> _Stored records_

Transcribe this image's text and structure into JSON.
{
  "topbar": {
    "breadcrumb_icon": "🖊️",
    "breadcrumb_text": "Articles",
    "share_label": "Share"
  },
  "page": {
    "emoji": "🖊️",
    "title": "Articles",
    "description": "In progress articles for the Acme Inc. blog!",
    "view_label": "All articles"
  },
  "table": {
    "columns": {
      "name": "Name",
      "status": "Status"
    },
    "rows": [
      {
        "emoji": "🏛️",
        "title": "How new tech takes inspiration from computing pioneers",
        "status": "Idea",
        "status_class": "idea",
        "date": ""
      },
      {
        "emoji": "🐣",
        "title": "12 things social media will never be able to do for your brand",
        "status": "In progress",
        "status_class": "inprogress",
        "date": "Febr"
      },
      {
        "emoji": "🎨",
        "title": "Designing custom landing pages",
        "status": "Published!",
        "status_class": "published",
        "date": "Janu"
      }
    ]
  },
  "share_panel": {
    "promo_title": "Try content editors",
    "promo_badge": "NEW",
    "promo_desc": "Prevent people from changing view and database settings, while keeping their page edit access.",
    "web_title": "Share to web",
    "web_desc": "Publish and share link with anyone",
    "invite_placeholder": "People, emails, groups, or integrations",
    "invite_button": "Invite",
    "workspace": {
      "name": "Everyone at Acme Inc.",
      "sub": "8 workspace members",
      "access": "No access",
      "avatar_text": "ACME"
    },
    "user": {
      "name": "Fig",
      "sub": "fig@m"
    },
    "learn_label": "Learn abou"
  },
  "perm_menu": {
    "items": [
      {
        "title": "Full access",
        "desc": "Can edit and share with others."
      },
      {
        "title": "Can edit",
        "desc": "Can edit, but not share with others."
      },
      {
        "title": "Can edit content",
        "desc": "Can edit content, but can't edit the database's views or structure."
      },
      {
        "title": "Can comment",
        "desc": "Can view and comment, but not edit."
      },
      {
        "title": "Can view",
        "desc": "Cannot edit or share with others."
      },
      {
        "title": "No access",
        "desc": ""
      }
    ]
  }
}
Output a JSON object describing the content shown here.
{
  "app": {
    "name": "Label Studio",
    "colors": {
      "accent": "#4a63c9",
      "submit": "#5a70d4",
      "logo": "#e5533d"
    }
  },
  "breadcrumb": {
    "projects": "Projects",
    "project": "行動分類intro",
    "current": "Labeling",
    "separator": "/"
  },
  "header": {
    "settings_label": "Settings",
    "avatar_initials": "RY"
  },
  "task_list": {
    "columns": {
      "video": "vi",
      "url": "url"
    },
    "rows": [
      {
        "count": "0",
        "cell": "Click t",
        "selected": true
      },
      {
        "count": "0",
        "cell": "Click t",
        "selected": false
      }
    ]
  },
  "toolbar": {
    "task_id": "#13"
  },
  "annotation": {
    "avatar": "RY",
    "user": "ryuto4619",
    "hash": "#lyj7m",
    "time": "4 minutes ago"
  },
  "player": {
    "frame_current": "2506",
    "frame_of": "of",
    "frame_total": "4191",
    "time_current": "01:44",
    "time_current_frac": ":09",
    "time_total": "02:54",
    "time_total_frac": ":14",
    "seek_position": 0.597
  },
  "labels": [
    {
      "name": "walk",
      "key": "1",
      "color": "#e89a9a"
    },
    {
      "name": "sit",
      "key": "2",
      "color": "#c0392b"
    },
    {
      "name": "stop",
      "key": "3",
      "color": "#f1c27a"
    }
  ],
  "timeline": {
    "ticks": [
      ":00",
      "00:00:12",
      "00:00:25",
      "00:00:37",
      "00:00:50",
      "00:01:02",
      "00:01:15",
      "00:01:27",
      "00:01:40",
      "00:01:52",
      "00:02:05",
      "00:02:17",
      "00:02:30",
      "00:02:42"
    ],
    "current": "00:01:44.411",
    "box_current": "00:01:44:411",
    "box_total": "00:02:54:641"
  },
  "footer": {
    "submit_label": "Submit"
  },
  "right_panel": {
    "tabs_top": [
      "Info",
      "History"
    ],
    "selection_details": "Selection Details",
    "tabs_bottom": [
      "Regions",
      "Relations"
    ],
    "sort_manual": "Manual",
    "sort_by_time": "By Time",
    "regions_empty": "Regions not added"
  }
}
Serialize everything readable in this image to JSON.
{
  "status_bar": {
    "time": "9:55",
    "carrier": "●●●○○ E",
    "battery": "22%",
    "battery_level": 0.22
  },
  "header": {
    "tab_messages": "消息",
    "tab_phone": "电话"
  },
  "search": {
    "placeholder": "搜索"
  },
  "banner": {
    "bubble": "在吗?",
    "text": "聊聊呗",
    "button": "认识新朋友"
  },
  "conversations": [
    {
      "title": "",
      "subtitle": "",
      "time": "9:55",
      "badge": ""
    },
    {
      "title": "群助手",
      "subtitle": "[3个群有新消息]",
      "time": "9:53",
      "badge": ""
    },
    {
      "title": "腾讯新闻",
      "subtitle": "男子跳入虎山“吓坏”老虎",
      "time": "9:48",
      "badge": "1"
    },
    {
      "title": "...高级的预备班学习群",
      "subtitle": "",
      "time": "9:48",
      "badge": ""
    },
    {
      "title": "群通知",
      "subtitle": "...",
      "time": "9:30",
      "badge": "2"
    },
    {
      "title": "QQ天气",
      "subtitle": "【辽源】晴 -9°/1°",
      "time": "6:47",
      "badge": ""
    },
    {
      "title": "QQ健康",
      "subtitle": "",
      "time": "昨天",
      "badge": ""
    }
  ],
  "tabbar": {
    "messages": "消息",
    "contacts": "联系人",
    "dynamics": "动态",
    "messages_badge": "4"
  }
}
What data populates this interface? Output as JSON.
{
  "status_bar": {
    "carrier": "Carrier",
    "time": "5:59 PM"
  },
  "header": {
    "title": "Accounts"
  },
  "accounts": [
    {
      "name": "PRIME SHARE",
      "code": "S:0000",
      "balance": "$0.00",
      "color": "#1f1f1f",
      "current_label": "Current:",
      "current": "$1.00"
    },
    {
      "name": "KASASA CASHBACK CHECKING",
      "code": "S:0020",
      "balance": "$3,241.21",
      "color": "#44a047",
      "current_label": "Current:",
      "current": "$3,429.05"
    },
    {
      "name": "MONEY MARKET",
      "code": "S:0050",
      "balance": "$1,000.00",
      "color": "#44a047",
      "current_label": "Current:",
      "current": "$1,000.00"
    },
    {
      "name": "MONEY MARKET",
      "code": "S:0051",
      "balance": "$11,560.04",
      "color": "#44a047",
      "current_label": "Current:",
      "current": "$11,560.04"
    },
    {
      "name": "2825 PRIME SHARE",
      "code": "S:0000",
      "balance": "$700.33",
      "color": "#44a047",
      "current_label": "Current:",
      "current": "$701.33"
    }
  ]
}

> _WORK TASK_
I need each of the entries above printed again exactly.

> _EXERCISE OUTPUT_
Transcribe this image's text and structure into JSON.
{
  "topbar": {
    "breadcrumb_icon": "🖊️",
    "breadcrumb_text": "Articles",
    "share_label": "Share"
  },
  "page": {
    "emoji": "🖊️",
    "title": "Articles",
    "description": "In progress articles for the Acme Inc. blog!",
    "view_label": "All articles"
  },
  "table": {
    "columns": {
      "name": "Name",
      "status": "Status"
    },
    "rows": [
      {
        "emoji": "🏛️",
        "title": "How new tech takes inspiration from computing pioneers",
        "status": "Idea",
        "status_class": "idea",
        "date": ""
      },
      {
        "emoji": "🐣",
        "title": "12 things social media will never be able to do for your brand",
        "status": "In progress",
        "status_class": "inprogress",
        "date": "Febr"
      },
      {
        "emoji": "🎨",
        "title": "Designing custom landing pages",
        "status": "Published!",
        "status_class": "published",
        "date": "Janu"
      }
    ]
  },
  "share_panel": {
    "promo_title": "Try content editors",
    "promo_badge": "NEW",
    "promo_desc": "Prevent people from changing view and database settings, while keeping their page edit access.",
    "web_title": "Share to web",
    "web_desc": "Publish and share link with anyone",
    "invite_placeholder": "People, emails, groups, or integrations",
    "invite_button": "Invite",
    "workspace": {
      "name": "Everyone at Acme Inc.",
      "sub": "8 workspace members",
      "access": "No access",
      "avatar_text": "ACME"
    },
    "user": {
      "name": "Fig",
      "sub": "fig@m"
    },
    "learn_label": "Learn abou"
  },
  "perm_menu": {
    "items": [
      {
        "title": "Full access",
        "desc": "Can edit and share with others."
      },
      {
        "title": "Can edit",
        "desc": "Can edit, but not share with others."
      },
      {
        "title": "Can edit content",
        "desc": "Can edit content, but can't edit the database's views or structure."
      },
      {
        "title": "Can comment",
        "desc": "Can view and comment, but not edit."
      },
      {
        "title": "Can view",
        "desc": "Cannot edit or share with others."
      },
      {
        "title": "No access",
        "desc": ""
      }
    ]
  }
}
Output a JSON object describing the content shown here.
{
  "app": {
    "name": "Label Studio",
    "colors": {
      "accent": "#4a63c9",
      "submit": "#5a70d4",
      "logo": "#e5533d"
    }
  },
  "breadcrumb": {
    "projects": "Projects",
    "project": "行動分類intro",
    "current": "Labeling",
    "separator": "/"
  },
  "header": {
    "settings_label": "Settings",
    "avatar_initials": "RY"
  },
  "task_list": {
    "columns": {
      "video": "vi",
      "url": "url"
    },
    "rows": [
      {
        "count": "0",
        "cell": "Click t",
        "selected": true
      },
      {
        "count": "0",
        "cell": "Click t",
        "selected": false
      }
    ]
  },
  "toolbar": {
    "task_id": "#13"
  },
  "annotation": {
    "avatar": "RY",
    "user": "ryuto4619",
    "hash": "#lyj7m",
    "time": "4 minutes ago"
  },
  "player": {
    "frame_current": "2506",
    "frame_of": "of",
    "frame_total": "4191",
    "time_current": "01:44",
    "time_current_frac": ":09",
    "time_total": "02:54",
    "time_total_frac": ":14",
    "seek_position": 0.597
  },
  "labels": [
    {
      "name": "walk",
      "key": "1",
      "color": "#e89a9a"
    },
    {
      "name": "sit",
      "key": "2",
      "color": "#c0392b"
    },
    {
      "name": "stop",
      "key": "3",
      "color": "#f1c27a"
    }
  ],
  "timeline": {
    "ticks": [
      ":00",
      "00:00:12",
      "00:00:25",
      "00:00:37",
      "00:00:50",
      "00:01:02",
      "00:01:15",
      "00:01:27",
      "00:01:40",
      "00:01:52",
      "00:02:05",
      "00:02:17",
      "00:02:30",
      "00:02:42"
    ],
    "current": "00:01:44.411",
    "box_current": "00:01:44:411",
    "box_total": "00:02:54:641"
  },
  "footer": {
    "submit_label": "Submit"
  },
  "right_panel": {
    "tabs_top": [
      "Info",
      "History"
    ],
    "selection_details": "Selection Details",
    "tabs_bottom": [
      "Regions",
      "Relations"
    ],
    "sort_manual": "Manual",
    "sort_by_time": "By Time",
    "regions_empty": "Regions not added"
  }
}
Serialize everything readable in this image to JSON.
{
  "status_bar": {
    "time": "9:55",
    "carrier": "●●●○○ E",
    "battery": "22%",
    "battery_level": 0.22
  },
  "header": {
    "tab_messages": "消息",
    "tab_phone": "电话"
  },
  "search": {
    "placeholder": "搜索"
  },
  "banner": {
    "bubble": "在吗?",
    "text": "聊聊呗",
    "button": "认识新朋友"
  },
  "conversations": [
    {
      "title": "",
      "subtitle": "",
      "time": "9:55",
      "badge": ""
    },
    {
      "title": "群助手",
      "subtitle": "[3个群有新消息]",
      "time": "9:53",
      "badge": ""
    },
    {
      "title": "腾讯新闻",
      "subtitle": "男子跳入虎山“吓坏”老虎",
      "time": "9:48",
      "badge": "1"
    },
    {
      "title": "...高级的预备班学习群",
      "subtitle": "",
      "time": "9:48",
      "badge": ""
    },
    {
      "title": "群通知",
      "subtitle": "...",
      "time": "9:30",
      "badge": "2"
    },
    {
      "title": "QQ天气",
      "subtitle": "【辽源】晴 -9°/1°",
      "time": "6:47",
      "badge": ""
    },
    {
      "title": "QQ健康",
      "subtitle": "",
      "time": "昨天",
      "badge": ""
    }
  ],
  "tabbar": {
    "messages": "消息",
    "contacts": "联系人",
    "dynamics": "动态",
    "messages_badge": "4"
  }
}
What data populates this interface? Output as JSON.
{
  "status_bar": {
    "carrier": "Carrier",
    "time": "5:59 PM"
  },
  "header": {
    "title": "Accounts"
  },
  "accounts": [
    {
      "name": "PRIME SHARE",
      "code": "S:0000",
      "balance": "$0.00",
      "color": "#1f1f1f",
      "current_label": "Current:",
      "current": "$1.00"
    },
    {
      "name": "KASASA CASHBACK CHECKING",
      "code": "S:0020",
      "balance": "$3,241.21",
      "color": "#44a047",
      "current_label": "Current:",
      "current": "$3,429.05"
    },
    {
      "name": "MONEY MARKET",
      "code": "S:0050",
      "balance": "$1,000.00",
      "color": "#44a047",
      "current_label": "Current:",
      "current": "$1,000.00"
    },
    {
      "name": "MONEY MARKET",
      "code": "S:0051",
      "balance": "$11,560.04",
      "color": "#44a047",
      "current_label": "Current:",
      "current": "$11,560.04"
    },
    {
      "name": "2825 PRIME SHARE",
      "code": "S:0000",
      "balance": "$700.33",
      "color": "#44a047",
      "current_label": "Current:",
      "current": "$701.33"
    }
  ]
}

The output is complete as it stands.